The film has this strange campiness to it, and at times it works, but mostly it doesn’t. We’re obviously in the 1980s, but the winks and nods can be too on the nose at times, and the script is ripped straight from that time period. The plot can be a bit clunky and downright irritating at times. It’s also a story we’ve all seen before. The hero discovers a powerful tool, but it falls into the wrong hands; the hero will have to work with their friends to overcome the villain and save the day. We’ve seen this story a thousand times, and this film has zero surprises. You can guess the rest of the film after about 20 minutes, and while the film doesn’t give us anything groundbreaking, it’s still a solid Wonder Woman story.
Gal Gadot and Chris Pine (Steve Trevor) carry this movie. At times it feels less like a superhero action film and more like a romance. The chemistry between our two leads is better than ever. Pine has this wide-eyed sensibility to him since he’s missed so much after the previous film’s events, while Gadot has this commanding presence on the screen, where you can feel Diana’s warmth and caring nature. It’s why she’s so good in this role. You can’t help but love this character. Pedro Pascal is similar in how he plays Maxwell Lord. He’s not inherently evil, he’s just misguided, and it makes him lose apart of his humanity. Kristen Wig does well with what she was given, but Cheetah doesn’t add much to the overall story besides someone who can go toe-to-toe with Wonder Woman.
The film’s pacing is not great. It tends to drag on, and the ending doesn’t make the wait worthwhile. There was about an hour between the first and second action scene, and that’s when things started to feel far too long. Still, director Patty Jenkins’ style and vision shine through and bring this sense of hope to the film. Aided by Hans Zimmer’s fantastic score, it manages to overcome many shortcomings.
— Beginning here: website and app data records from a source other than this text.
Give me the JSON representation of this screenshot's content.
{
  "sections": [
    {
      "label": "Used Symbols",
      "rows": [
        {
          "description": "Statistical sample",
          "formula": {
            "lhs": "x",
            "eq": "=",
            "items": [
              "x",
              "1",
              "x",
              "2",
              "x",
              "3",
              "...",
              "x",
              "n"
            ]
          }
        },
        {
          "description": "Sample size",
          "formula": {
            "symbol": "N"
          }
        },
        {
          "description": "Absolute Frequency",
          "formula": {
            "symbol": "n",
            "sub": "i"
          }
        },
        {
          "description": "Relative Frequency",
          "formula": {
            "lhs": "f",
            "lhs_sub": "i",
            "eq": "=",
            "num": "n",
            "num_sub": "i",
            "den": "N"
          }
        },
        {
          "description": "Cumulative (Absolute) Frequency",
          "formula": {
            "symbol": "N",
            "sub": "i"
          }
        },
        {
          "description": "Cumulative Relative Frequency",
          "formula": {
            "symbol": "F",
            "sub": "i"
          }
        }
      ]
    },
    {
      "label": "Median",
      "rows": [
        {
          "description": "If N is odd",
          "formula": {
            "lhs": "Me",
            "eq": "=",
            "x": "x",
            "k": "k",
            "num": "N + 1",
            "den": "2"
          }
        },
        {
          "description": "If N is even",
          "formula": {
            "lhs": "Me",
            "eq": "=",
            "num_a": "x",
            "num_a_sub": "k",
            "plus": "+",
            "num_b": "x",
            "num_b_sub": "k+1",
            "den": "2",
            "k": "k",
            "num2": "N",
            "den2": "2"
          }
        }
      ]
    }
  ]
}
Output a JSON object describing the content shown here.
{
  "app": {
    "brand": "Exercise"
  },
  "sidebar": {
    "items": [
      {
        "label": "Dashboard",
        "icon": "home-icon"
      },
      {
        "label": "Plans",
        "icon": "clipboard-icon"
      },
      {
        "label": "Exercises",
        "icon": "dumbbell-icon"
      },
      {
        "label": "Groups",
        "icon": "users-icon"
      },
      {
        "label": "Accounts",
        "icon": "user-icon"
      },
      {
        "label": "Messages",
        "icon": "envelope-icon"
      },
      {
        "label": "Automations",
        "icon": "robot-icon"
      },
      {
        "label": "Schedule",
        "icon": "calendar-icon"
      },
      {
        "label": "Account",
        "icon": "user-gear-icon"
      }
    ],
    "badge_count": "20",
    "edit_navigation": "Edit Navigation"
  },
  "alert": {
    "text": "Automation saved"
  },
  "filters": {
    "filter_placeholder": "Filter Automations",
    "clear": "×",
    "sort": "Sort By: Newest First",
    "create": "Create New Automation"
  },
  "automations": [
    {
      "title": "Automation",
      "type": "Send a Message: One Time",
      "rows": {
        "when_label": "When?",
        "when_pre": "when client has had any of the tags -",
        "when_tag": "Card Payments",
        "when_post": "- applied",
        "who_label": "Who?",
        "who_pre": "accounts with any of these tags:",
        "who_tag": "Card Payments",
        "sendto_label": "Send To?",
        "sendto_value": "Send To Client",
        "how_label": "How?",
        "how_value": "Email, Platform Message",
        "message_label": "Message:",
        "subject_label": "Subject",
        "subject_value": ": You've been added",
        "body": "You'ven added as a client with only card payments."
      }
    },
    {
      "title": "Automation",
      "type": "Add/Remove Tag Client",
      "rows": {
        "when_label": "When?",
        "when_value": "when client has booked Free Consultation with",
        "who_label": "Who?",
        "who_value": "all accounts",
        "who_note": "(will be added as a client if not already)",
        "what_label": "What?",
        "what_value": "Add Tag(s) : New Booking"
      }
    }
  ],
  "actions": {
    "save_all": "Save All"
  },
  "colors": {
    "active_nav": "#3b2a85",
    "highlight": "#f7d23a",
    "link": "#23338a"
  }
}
Overall, Wonder Woman 1984 is a fine addition to the DC Films library. It’s a bit too slow-paced and light on the action, but its actors, score, and cinematography keep it from mediocrity. It’s still a great film to watch during the holiday.